Teak sealer ensures a beautiful polished finish that protects your wood from UV rays and saves it from turning grey.
Due to this, you can use a teak sealer on wooden surfaces that are more exposed to the elements of nature.
Like teak oil, teak sealer can be used on teak, mahogany, and rosewood, among other wood variants.
Teak Oil or Teak Sealer
So the question is teak oil or teak sealer?
Compared to teak oil, the teak sealer offers UV-protected teak furniture, which naturally makes the wood safe from mildew.
It also preserves your teak outdoor furniture so it does not turn grey and can sustain with one application annually, unlike teak oil, which can fade away with exposure to sunlight.
An oil-based teak sealer must refill natural oils and protect them against dirt and moisture.
It is simple and long-lasting, making it very popular with teak furniture owners who want a lasting non-fragile solution.
Even though teak oil provides a beautiful dark finish, it cannot be sustainable over time and needs multiple reapplying.
Before using teak sealers, note to disinfect your teak furniture.
Make sure to let it dry naturally, and then add a sealer cover with a sponge or a pressurizer held by hand.
After an hour, add a second thin layer, and you can use your teak meat as before if it dries after two hours.
Both teak sealers and teak oils have advantages and disadvantages in their usage. Still, in terms of having more practical use, teak sealer is tipping the balance in its favor.
Thus when the debate of teak oil vs. teak sealer comes up, in our mind, the latter is the apparent winner.

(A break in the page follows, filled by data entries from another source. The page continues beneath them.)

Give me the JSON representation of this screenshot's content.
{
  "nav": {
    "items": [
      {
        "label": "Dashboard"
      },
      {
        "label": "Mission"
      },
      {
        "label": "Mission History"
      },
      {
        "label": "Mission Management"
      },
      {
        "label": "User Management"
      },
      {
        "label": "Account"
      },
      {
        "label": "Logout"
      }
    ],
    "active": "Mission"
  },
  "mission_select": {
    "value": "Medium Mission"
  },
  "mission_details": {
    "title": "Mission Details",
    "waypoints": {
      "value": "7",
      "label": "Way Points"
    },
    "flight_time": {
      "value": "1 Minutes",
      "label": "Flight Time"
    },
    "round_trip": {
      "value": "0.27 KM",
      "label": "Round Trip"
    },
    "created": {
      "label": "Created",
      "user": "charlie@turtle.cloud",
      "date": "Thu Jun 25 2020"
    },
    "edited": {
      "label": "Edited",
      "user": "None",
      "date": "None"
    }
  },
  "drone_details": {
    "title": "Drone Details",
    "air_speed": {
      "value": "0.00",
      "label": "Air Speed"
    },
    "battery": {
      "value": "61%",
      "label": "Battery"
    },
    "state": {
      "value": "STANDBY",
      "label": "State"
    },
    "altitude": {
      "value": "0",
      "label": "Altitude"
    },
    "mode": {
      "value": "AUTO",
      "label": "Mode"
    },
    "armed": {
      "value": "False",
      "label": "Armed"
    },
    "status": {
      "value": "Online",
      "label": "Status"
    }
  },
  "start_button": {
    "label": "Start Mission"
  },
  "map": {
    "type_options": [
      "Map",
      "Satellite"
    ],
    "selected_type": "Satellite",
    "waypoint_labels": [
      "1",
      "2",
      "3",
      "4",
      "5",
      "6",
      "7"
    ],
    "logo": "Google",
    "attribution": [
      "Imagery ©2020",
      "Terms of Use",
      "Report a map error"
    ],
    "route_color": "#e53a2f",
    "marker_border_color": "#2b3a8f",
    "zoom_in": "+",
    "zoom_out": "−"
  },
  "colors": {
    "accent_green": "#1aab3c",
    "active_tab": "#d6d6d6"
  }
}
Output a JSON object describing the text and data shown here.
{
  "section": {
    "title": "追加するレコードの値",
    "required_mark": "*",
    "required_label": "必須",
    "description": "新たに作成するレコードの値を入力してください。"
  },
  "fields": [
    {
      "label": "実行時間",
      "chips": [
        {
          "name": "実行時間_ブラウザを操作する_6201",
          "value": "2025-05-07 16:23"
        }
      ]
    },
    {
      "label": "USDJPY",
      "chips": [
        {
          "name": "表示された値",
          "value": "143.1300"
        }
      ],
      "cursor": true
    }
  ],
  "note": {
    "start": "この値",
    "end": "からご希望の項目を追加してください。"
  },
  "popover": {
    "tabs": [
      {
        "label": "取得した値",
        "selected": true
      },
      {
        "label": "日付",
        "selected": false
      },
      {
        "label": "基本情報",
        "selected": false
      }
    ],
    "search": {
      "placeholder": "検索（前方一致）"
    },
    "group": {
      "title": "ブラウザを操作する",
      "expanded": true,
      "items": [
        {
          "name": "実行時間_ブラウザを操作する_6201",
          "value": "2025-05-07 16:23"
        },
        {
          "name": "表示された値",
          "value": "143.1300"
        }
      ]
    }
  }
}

In the end, it also depends on the needs of the consumer themselves and how they intend to use that piece of woodware.